**RECORDED INFORMATION**
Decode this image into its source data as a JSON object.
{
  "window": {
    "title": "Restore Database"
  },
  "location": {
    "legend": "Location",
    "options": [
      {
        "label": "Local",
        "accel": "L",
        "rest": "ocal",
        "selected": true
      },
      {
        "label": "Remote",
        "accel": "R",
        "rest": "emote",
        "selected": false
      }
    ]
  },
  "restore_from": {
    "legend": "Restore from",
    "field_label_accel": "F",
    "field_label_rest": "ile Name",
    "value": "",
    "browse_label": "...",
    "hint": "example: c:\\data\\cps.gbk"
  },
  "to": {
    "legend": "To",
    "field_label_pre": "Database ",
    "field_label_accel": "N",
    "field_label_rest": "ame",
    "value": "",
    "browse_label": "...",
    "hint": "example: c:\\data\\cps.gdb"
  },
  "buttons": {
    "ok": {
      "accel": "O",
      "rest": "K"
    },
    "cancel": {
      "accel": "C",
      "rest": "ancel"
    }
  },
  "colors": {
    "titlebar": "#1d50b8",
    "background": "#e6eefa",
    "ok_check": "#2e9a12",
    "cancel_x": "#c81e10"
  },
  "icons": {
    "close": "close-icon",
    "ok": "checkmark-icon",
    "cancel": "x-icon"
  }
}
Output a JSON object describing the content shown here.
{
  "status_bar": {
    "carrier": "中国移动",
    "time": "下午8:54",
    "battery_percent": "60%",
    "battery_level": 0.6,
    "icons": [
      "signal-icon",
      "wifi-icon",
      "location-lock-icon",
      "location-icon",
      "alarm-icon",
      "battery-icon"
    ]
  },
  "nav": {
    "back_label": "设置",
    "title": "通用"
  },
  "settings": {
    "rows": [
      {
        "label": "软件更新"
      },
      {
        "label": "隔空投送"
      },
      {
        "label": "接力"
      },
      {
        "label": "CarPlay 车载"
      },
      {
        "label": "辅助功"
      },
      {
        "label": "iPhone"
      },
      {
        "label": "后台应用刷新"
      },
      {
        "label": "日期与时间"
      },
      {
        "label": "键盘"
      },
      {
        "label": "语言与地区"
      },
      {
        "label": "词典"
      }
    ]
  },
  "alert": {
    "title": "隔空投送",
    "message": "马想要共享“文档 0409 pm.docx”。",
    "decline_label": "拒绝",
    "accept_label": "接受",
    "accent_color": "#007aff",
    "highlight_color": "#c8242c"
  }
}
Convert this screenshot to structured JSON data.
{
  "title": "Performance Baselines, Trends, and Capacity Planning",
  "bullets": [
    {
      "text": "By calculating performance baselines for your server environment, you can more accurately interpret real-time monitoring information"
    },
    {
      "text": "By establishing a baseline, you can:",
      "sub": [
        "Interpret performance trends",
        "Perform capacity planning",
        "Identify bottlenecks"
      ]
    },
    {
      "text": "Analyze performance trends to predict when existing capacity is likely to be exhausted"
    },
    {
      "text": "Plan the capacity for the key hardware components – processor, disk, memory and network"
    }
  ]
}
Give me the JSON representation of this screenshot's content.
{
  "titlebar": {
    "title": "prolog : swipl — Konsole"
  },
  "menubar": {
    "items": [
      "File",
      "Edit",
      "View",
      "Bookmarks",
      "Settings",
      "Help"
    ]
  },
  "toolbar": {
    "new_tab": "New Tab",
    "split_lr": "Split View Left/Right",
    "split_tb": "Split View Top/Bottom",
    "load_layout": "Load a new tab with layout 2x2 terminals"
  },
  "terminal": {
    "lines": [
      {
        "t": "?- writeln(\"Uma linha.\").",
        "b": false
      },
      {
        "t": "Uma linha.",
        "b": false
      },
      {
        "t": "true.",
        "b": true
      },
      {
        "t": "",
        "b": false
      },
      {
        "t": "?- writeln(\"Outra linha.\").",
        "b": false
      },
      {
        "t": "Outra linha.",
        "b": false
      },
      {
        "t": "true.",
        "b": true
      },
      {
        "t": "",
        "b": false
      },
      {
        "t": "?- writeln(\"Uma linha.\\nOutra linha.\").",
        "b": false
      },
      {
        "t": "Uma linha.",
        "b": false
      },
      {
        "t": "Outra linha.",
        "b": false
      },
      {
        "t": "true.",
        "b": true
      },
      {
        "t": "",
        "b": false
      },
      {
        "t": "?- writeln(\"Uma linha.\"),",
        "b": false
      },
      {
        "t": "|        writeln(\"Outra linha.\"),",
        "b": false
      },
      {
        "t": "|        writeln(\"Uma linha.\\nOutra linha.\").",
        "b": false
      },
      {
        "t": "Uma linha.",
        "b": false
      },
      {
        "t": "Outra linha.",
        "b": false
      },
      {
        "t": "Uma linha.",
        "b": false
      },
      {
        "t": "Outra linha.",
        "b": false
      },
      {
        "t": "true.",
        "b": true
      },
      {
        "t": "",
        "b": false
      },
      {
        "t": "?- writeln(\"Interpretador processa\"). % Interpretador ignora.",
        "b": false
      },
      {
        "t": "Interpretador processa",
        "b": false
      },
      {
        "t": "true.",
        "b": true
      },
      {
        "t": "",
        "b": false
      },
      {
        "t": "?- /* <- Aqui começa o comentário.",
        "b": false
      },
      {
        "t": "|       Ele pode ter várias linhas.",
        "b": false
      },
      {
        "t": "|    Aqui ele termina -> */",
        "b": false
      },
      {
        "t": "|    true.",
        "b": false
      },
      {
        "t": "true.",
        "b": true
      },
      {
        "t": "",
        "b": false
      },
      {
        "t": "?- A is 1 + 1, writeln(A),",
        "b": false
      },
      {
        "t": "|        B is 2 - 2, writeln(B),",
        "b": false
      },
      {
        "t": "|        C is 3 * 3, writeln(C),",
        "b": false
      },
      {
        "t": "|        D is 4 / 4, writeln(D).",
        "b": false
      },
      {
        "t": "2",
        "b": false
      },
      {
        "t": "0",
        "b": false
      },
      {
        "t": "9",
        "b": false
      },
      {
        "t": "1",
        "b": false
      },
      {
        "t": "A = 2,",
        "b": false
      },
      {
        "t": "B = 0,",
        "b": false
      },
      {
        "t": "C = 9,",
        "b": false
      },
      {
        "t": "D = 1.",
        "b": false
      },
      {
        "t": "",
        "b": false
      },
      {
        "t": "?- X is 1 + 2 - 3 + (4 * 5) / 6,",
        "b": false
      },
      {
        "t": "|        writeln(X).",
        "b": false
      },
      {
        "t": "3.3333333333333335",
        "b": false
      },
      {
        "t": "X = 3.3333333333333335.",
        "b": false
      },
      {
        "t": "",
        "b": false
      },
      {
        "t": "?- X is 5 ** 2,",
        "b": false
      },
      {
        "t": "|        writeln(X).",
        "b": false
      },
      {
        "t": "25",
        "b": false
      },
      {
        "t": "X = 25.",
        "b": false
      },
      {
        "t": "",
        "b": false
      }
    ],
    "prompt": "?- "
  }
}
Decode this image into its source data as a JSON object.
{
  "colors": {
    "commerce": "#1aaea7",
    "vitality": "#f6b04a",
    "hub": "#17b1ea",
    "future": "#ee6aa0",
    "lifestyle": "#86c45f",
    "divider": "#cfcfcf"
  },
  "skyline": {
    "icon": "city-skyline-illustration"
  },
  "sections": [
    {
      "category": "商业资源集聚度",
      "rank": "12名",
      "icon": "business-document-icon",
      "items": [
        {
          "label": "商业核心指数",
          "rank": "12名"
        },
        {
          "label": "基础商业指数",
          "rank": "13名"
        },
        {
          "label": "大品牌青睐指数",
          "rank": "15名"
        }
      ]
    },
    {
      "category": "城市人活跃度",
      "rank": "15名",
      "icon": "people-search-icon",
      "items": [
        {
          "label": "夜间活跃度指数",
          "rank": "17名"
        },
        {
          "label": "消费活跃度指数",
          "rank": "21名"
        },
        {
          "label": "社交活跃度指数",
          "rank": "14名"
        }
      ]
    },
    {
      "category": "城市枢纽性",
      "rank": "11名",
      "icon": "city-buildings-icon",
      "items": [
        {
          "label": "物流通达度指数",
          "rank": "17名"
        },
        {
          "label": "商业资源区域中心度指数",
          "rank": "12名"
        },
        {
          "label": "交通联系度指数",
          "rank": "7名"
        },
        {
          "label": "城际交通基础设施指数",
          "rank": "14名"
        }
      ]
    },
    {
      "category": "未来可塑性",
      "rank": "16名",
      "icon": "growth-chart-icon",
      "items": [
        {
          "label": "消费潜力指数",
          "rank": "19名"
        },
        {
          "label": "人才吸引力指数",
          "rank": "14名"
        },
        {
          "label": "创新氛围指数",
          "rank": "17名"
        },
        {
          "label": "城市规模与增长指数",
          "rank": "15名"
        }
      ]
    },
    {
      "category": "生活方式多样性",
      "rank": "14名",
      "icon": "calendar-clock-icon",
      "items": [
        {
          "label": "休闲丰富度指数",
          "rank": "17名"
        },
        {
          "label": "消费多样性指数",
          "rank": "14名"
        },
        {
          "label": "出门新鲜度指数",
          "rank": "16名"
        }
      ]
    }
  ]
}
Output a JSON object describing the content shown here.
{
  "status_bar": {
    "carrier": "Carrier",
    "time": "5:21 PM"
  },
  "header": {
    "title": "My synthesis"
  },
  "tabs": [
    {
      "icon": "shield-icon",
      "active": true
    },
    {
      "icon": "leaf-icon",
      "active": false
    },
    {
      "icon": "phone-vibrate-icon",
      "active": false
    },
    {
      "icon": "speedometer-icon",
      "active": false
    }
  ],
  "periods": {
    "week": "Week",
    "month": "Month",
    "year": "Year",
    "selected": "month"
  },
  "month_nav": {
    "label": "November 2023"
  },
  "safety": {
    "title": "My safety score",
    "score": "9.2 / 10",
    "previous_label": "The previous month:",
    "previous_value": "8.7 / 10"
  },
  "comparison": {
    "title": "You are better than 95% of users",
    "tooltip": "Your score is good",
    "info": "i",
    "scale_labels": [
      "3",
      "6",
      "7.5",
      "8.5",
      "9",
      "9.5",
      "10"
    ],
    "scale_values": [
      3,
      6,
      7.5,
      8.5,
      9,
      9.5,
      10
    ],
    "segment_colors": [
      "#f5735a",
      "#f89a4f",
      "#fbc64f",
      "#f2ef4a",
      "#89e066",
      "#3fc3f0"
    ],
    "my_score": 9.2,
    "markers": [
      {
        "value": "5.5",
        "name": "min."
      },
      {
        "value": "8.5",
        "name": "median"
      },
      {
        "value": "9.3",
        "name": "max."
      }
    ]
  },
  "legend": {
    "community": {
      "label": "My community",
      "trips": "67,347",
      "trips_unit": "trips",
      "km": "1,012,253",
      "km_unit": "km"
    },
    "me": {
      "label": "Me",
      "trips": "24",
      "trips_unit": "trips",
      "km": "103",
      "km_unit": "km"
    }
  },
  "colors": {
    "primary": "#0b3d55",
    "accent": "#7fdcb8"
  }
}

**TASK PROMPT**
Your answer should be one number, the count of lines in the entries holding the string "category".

**SOLUTION**
5